Since November 20, according to a new law foreigners immigrating to Japan have to be fingerprinted. In advance, this law met with stiff opposition of the Japanese blogosphere which has been consolidated in the project and blog “Re-entry Japan”.
The so called “Immigration Control and Refugee Recognition Act” also schedules to take a photo of each entering foreigner as well as a short interview. A treatment, which, as the authors of Re-enter Japan point out, is usually limited on criminals. Only children under the age of 16, diplomats and families of Korean and Chinese “special” residents which were deported to Japan in WW2 are left out.
Re-entry Japan criticizes the special treatments on foreigners as humiliating and fears for Japan’s image in the world. Especially, as the given reason of the rising threat by terrorists is used as an excuse – there have been acts of terrorism in Japan, but never involving anybody but Japanese nationals.
Though, a system like this new one is not new. Foreigners are forced to have a special passport, which, until 1999, when the lobby of Korean and Chinese residents brought down that law, included the holder’s fingerprint. The now to be taken fingerprints and photographs will be held in retention for 70 years, outliving the owners in nearly every case.
That is highly problematic, especially for two reasons:
First, the special treatment of foreigners and particularly the treatment with measures usually limited on criminals leads to a social stigma of being an immigrant. In Japan, this promotes already strong racist-nationalist tendencies in parts of the population – “Japanese only” is socially presentable, as the governor of Tokyo, Shintaro Ishihara, repeatedly proofed by stating far-right comments.
Second, to register people in a central database is a highly risky venture – especially, if they belong to a minority.
The data’s security can never be guaranteed, as last month’s loss of some cd’s, containing personal informations of millions of British citizens, again showed. Also, highly specific, highly detailed databases encourage discrimination, for example scoring and data-mining empower a database’s owner to identify statistically potential dangerous people’s profiles, which then can be repressed. A grave weapon in the hand of nationalist or racist politicians.
Because of the known uselessness and the above mentioned dangers Re-entry Japan set up a petition to call for the retraction of this law.
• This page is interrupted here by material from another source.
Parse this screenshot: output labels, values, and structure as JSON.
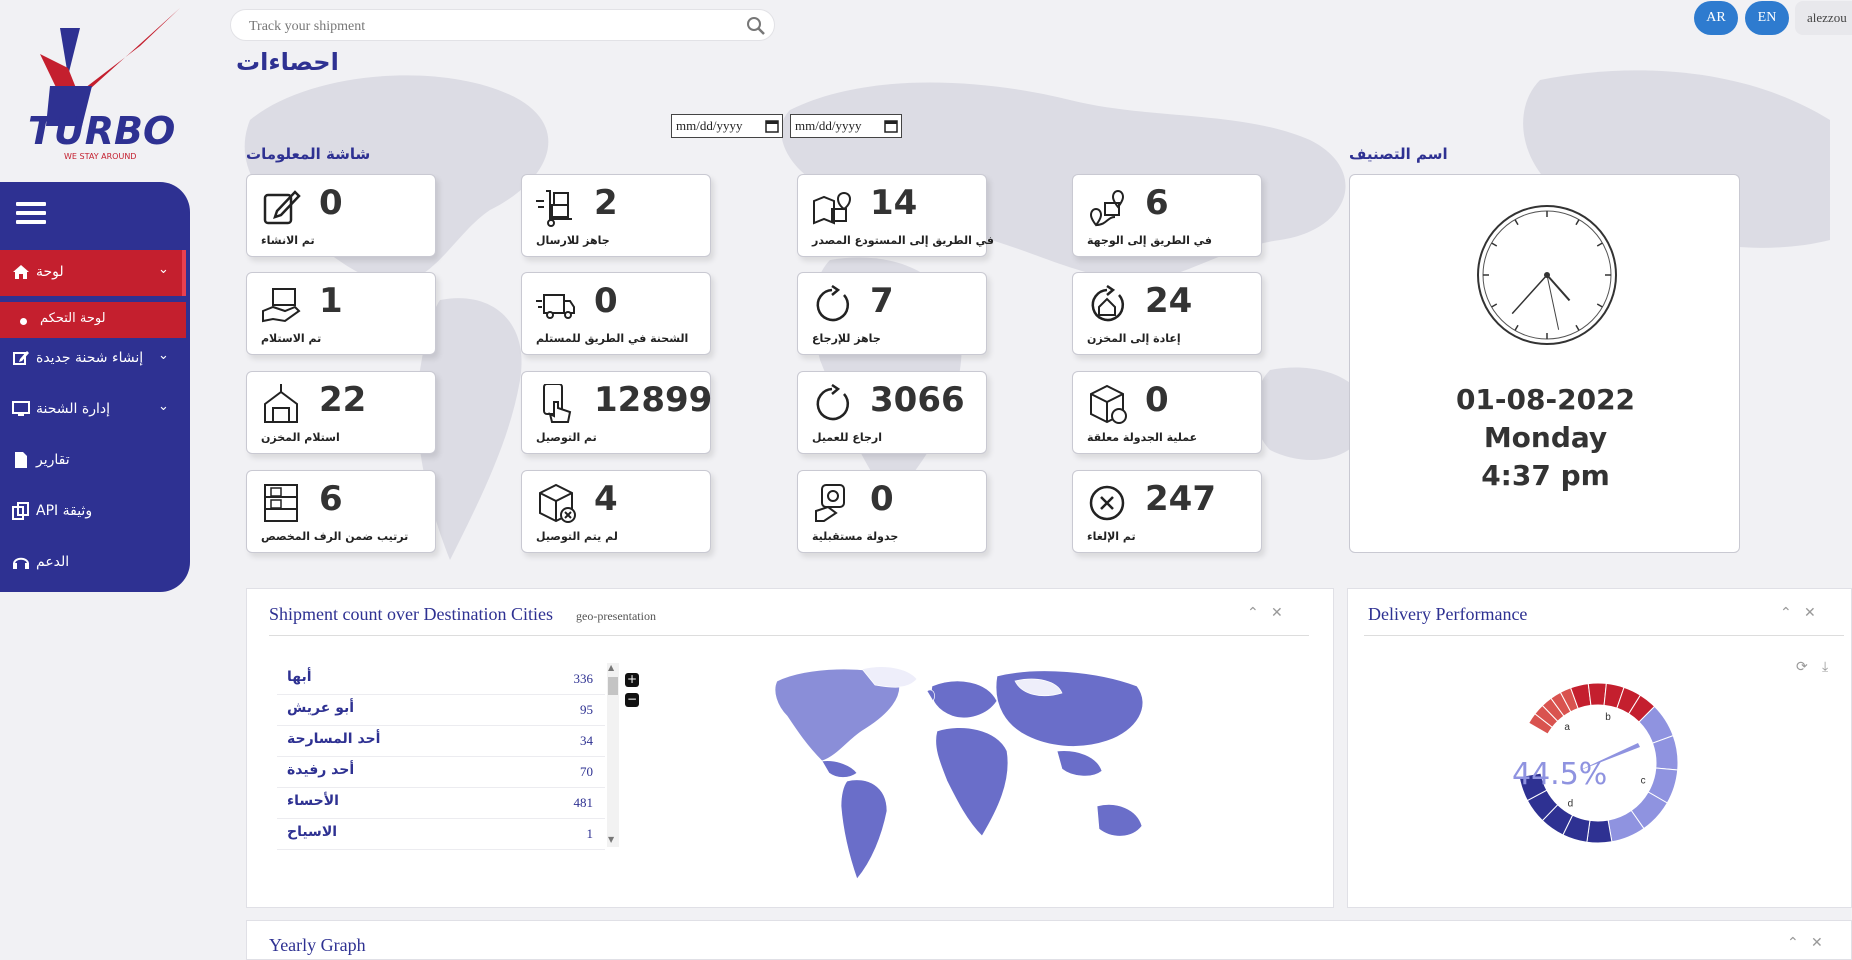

An important step, because so-called security measures like this are a worldwide threat to freedom.
What can I do?